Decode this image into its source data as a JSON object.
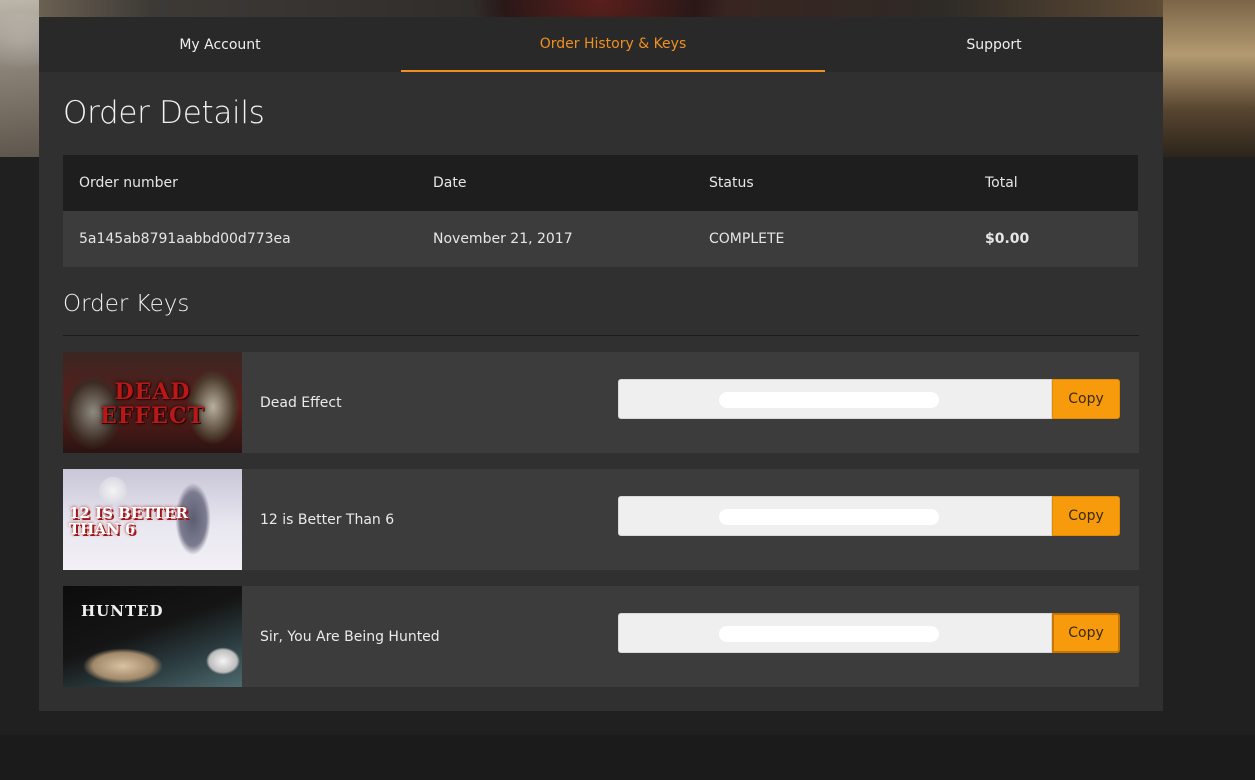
{
  "tabs": [
    {
      "label": "My Account",
      "active": false
    },
    {
      "label": "Order History & Keys",
      "active": true
    },
    {
      "label": "Support",
      "active": false
    }
  ],
  "accent_color": "#f0901f",
  "button_color": "#f79b0c",
  "order_details": {
    "title": "Order Details",
    "columns": [
      "Order number",
      "Date",
      "Status",
      "Total"
    ],
    "row": {
      "order_number": "5a145ab8791aabbd00d773ea",
      "date": "November 21, 2017",
      "status": "COMPLETE",
      "total": "$0.00"
    }
  },
  "order_keys": {
    "title": "Order Keys",
    "items": [
      {
        "game": "Dead Effect",
        "logo_text": "DEAD EFFECT",
        "copy_label": "Copy"
      },
      {
        "game": "12 is Better Than 6",
        "logo_text": "12 IS BETTER THAN 6",
        "copy_label": "Copy"
      },
      {
        "game": "Sir, You Are Being Hunted",
        "logo_text": "HUNTED",
        "copy_label": "Copy"
      }
    ]
  }
}
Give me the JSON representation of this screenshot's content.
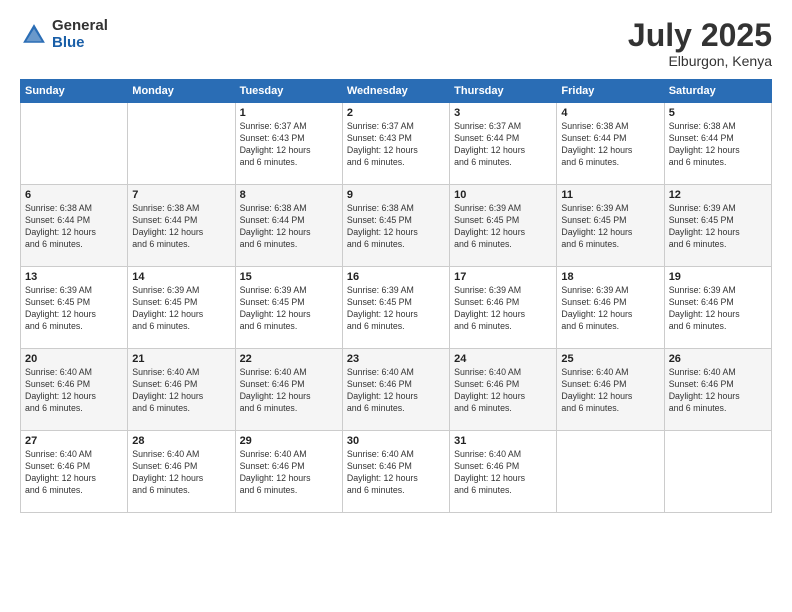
{
  "logo": {
    "general": "General",
    "blue": "Blue"
  },
  "title": "July 2025",
  "subtitle": "Elburgon, Kenya",
  "days_header": [
    "Sunday",
    "Monday",
    "Tuesday",
    "Wednesday",
    "Thursday",
    "Friday",
    "Saturday"
  ],
  "weeks": [
    [
      {
        "day": "",
        "detail": ""
      },
      {
        "day": "",
        "detail": ""
      },
      {
        "day": "1",
        "detail": "Sunrise: 6:37 AM\nSunset: 6:43 PM\nDaylight: 12 hours\nand 6 minutes."
      },
      {
        "day": "2",
        "detail": "Sunrise: 6:37 AM\nSunset: 6:43 PM\nDaylight: 12 hours\nand 6 minutes."
      },
      {
        "day": "3",
        "detail": "Sunrise: 6:37 AM\nSunset: 6:44 PM\nDaylight: 12 hours\nand 6 minutes."
      },
      {
        "day": "4",
        "detail": "Sunrise: 6:38 AM\nSunset: 6:44 PM\nDaylight: 12 hours\nand 6 minutes."
      },
      {
        "day": "5",
        "detail": "Sunrise: 6:38 AM\nSunset: 6:44 PM\nDaylight: 12 hours\nand 6 minutes."
      }
    ],
    [
      {
        "day": "6",
        "detail": "Sunrise: 6:38 AM\nSunset: 6:44 PM\nDaylight: 12 hours\nand 6 minutes."
      },
      {
        "day": "7",
        "detail": "Sunrise: 6:38 AM\nSunset: 6:44 PM\nDaylight: 12 hours\nand 6 minutes."
      },
      {
        "day": "8",
        "detail": "Sunrise: 6:38 AM\nSunset: 6:44 PM\nDaylight: 12 hours\nand 6 minutes."
      },
      {
        "day": "9",
        "detail": "Sunrise: 6:38 AM\nSunset: 6:45 PM\nDaylight: 12 hours\nand 6 minutes."
      },
      {
        "day": "10",
        "detail": "Sunrise: 6:39 AM\nSunset: 6:45 PM\nDaylight: 12 hours\nand 6 minutes."
      },
      {
        "day": "11",
        "detail": "Sunrise: 6:39 AM\nSunset: 6:45 PM\nDaylight: 12 hours\nand 6 minutes."
      },
      {
        "day": "12",
        "detail": "Sunrise: 6:39 AM\nSunset: 6:45 PM\nDaylight: 12 hours\nand 6 minutes."
      }
    ],
    [
      {
        "day": "13",
        "detail": "Sunrise: 6:39 AM\nSunset: 6:45 PM\nDaylight: 12 hours\nand 6 minutes."
      },
      {
        "day": "14",
        "detail": "Sunrise: 6:39 AM\nSunset: 6:45 PM\nDaylight: 12 hours\nand 6 minutes."
      },
      {
        "day": "15",
        "detail": "Sunrise: 6:39 AM\nSunset: 6:45 PM\nDaylight: 12 hours\nand 6 minutes."
      },
      {
        "day": "16",
        "detail": "Sunrise: 6:39 AM\nSunset: 6:45 PM\nDaylight: 12 hours\nand 6 minutes."
      },
      {
        "day": "17",
        "detail": "Sunrise: 6:39 AM\nSunset: 6:46 PM\nDaylight: 12 hours\nand 6 minutes."
      },
      {
        "day": "18",
        "detail": "Sunrise: 6:39 AM\nSunset: 6:46 PM\nDaylight: 12 hours\nand 6 minutes."
      },
      {
        "day": "19",
        "detail": "Sunrise: 6:39 AM\nSunset: 6:46 PM\nDaylight: 12 hours\nand 6 minutes."
      }
    ],
    [
      {
        "day": "20",
        "detail": "Sunrise: 6:40 AM\nSunset: 6:46 PM\nDaylight: 12 hours\nand 6 minutes."
      },
      {
        "day": "21",
        "detail": "Sunrise: 6:40 AM\nSunset: 6:46 PM\nDaylight: 12 hours\nand 6 minutes."
      },
      {
        "day": "22",
        "detail": "Sunrise: 6:40 AM\nSunset: 6:46 PM\nDaylight: 12 hours\nand 6 minutes."
      },
      {
        "day": "23",
        "detail": "Sunrise: 6:40 AM\nSunset: 6:46 PM\nDaylight: 12 hours\nand 6 minutes."
      },
      {
        "day": "24",
        "detail": "Sunrise: 6:40 AM\nSunset: 6:46 PM\nDaylight: 12 hours\nand 6 minutes."
      },
      {
        "day": "25",
        "detail": "Sunrise: 6:40 AM\nSunset: 6:46 PM\nDaylight: 12 hours\nand 6 minutes."
      },
      {
        "day": "26",
        "detail": "Sunrise: 6:40 AM\nSunset: 6:46 PM\nDaylight: 12 hours\nand 6 minutes."
      }
    ],
    [
      {
        "day": "27",
        "detail": "Sunrise: 6:40 AM\nSunset: 6:46 PM\nDaylight: 12 hours\nand 6 minutes."
      },
      {
        "day": "28",
        "detail": "Sunrise: 6:40 AM\nSunset: 6:46 PM\nDaylight: 12 hours\nand 6 minutes."
      },
      {
        "day": "29",
        "detail": "Sunrise: 6:40 AM\nSunset: 6:46 PM\nDaylight: 12 hours\nand 6 minutes."
      },
      {
        "day": "30",
        "detail": "Sunrise: 6:40 AM\nSunset: 6:46 PM\nDaylight: 12 hours\nand 6 minutes."
      },
      {
        "day": "31",
        "detail": "Sunrise: 6:40 AM\nSunset: 6:46 PM\nDaylight: 12 hours\nand 6 minutes."
      },
      {
        "day": "",
        "detail": ""
      },
      {
        "day": "",
        "detail": ""
      }
    ]
  ]
}
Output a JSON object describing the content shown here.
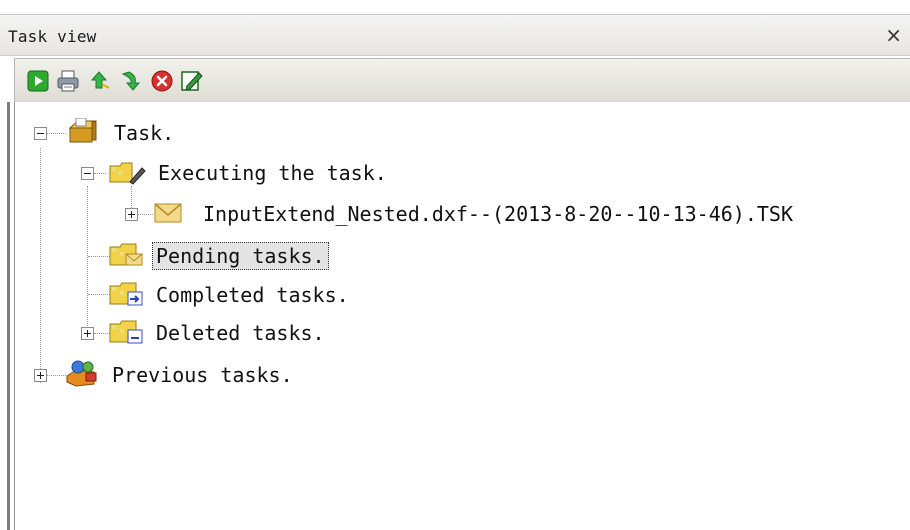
{
  "panel": {
    "title": "Task view",
    "close_symbol": "×"
  },
  "toolbar": {
    "buttons": [
      {
        "icon": "start-icon"
      },
      {
        "icon": "print-icon"
      },
      {
        "icon": "move-up-icon"
      },
      {
        "icon": "move-down-icon"
      },
      {
        "icon": "delete-icon"
      },
      {
        "icon": "edit-icon"
      }
    ]
  },
  "tree": {
    "root": {
      "label": "Task.",
      "expanded": true
    },
    "executing": {
      "label": "Executing the task.",
      "expanded": true
    },
    "file": {
      "label": "InputExtend_Nested.dxf--(2013-8-20--10-13-46).TSK",
      "expanded": false
    },
    "pending": {
      "label": "Pending tasks.",
      "selected": true
    },
    "completed": {
      "label": "Completed tasks."
    },
    "deleted": {
      "label": "Deleted tasks.",
      "expanded": false
    },
    "previous": {
      "label": "Previous tasks.",
      "expanded": false
    }
  },
  "colors": {
    "selection_bg": "#e4e4e4",
    "toolbar_bg": "#e9e8e2"
  }
}
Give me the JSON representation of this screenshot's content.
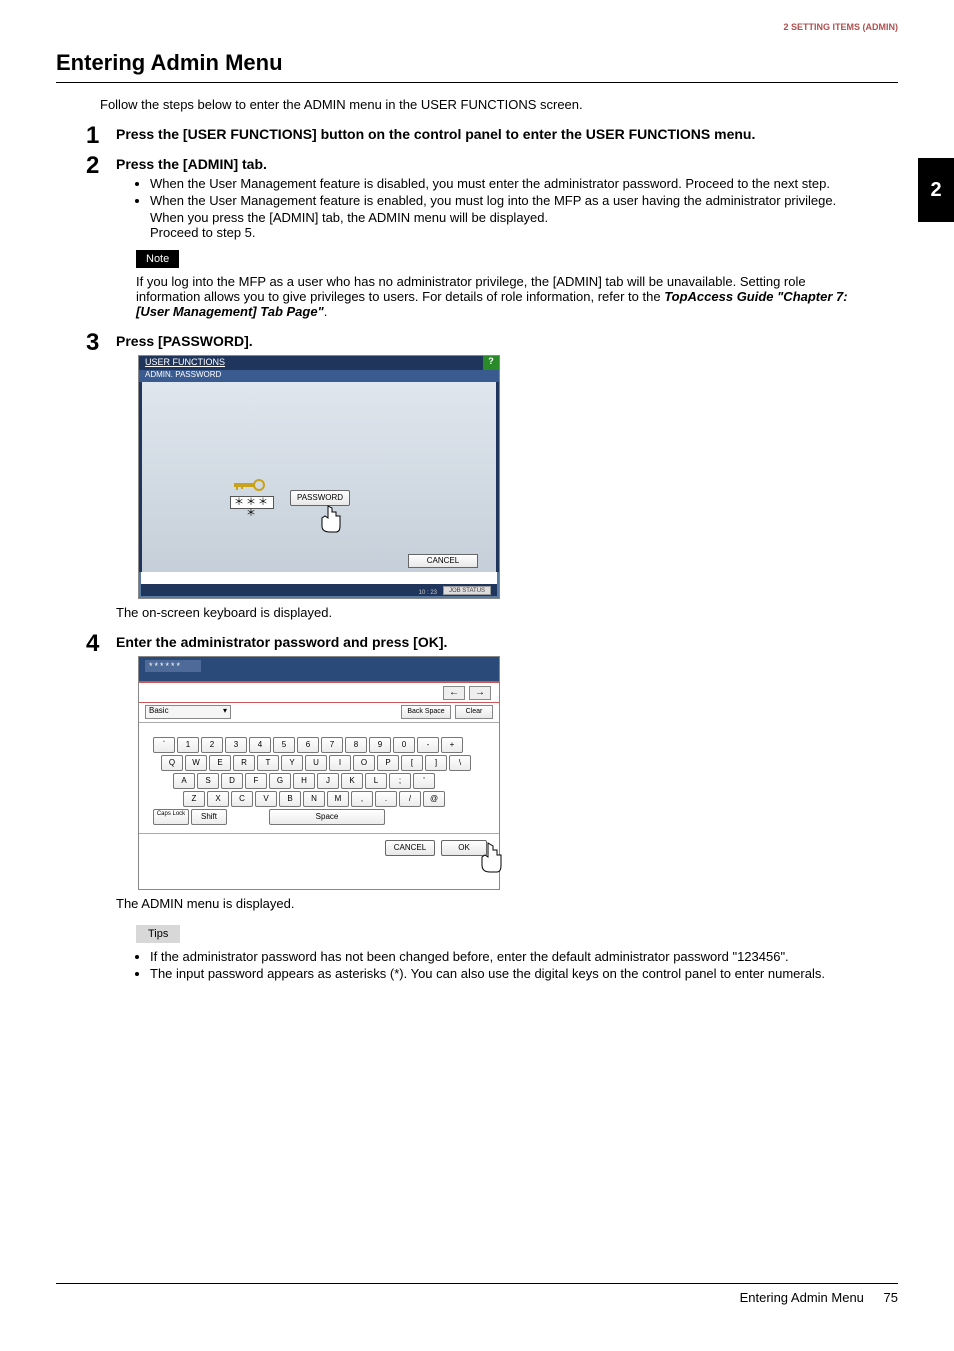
{
  "header": {
    "breadcrumb": "2 SETTING ITEMS (ADMIN)",
    "chapter_tab": "2"
  },
  "title": "Entering Admin Menu",
  "intro": "Follow the steps below to enter the ADMIN menu in the USER FUNCTIONS screen.",
  "steps": {
    "s1": {
      "num": "1",
      "title": "Press the [USER FUNCTIONS] button on the control panel to enter the USER FUNCTIONS menu."
    },
    "s2": {
      "num": "2",
      "title": "Press the [ADMIN] tab.",
      "b1": "When the User Management feature is disabled, you must enter the administrator password. Proceed to the next step.",
      "b2": "When the User Management feature is enabled, you must log into the MFP as a user having the administrator privilege.",
      "l1": "When you press the [ADMIN] tab, the ADMIN menu will be displayed.",
      "l2": "Proceed to step 5.",
      "note_label": "Note",
      "note_body": "If you log into the MFP as a user who has no administrator privilege, the [ADMIN] tab will be unavailable. Setting role information allows you to give privileges to users. For details of role information, refer to the ",
      "note_ref": "TopAccess Guide \"Chapter 7: [User Management] Tab Page\"",
      "note_tail": "."
    },
    "s3": {
      "num": "3",
      "title": "Press [PASSWORD].",
      "after": "The on-screen keyboard is displayed."
    },
    "s4": {
      "num": "4",
      "title": "Enter the administrator password and press [OK].",
      "after": "The ADMIN menu is displayed.",
      "tips_label": "Tips",
      "tip1": "If the administrator password has not been changed before, enter the default administrator password \"123456\".",
      "tip2": "The input password appears as asterisks (*). You can also use the digital keys on the control panel to enter numerals."
    }
  },
  "screen1": {
    "title": "USER FUNCTIONS",
    "sub": "ADMIN. PASSWORD",
    "help": "?",
    "masked": "＊＊＊＊",
    "password_btn": "PASSWORD",
    "cancel": "CANCEL",
    "jobstatus": "JOB STATUS",
    "time": "10 : 23"
  },
  "screen2": {
    "entry": "******",
    "arrow_left": "←",
    "arrow_right": "→",
    "mode": "Basic",
    "backspace": "Back Space",
    "clear": "Clear",
    "row1": [
      "`",
      "1",
      "2",
      "3",
      "4",
      "5",
      "6",
      "7",
      "8",
      "9",
      "0",
      "-",
      "+"
    ],
    "row2": [
      "Q",
      "W",
      "E",
      "R",
      "T",
      "Y",
      "U",
      "I",
      "O",
      "P",
      "[",
      "]",
      "\\"
    ],
    "row3": [
      "A",
      "S",
      "D",
      "F",
      "G",
      "H",
      "J",
      "K",
      "L",
      ";",
      "'"
    ],
    "row4": [
      "Z",
      "X",
      "C",
      "V",
      "B",
      "N",
      "M",
      ",",
      ".",
      "/",
      "@"
    ],
    "capslock": "Caps Lock",
    "shift": "Shift",
    "space": "Space",
    "cancel": "CANCEL",
    "ok": "OK"
  },
  "footer": {
    "label": "Entering Admin Menu",
    "page": "75"
  }
}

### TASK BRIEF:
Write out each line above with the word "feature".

### EXPECTED OUTPUT:
      "b1": "When the User Management feature is disabled, you must enter the administrator password. Proceed to the next step.",
      "b2": "When the User Management feature is enabled, you must log into the MFP as a user having the administrator privilege.",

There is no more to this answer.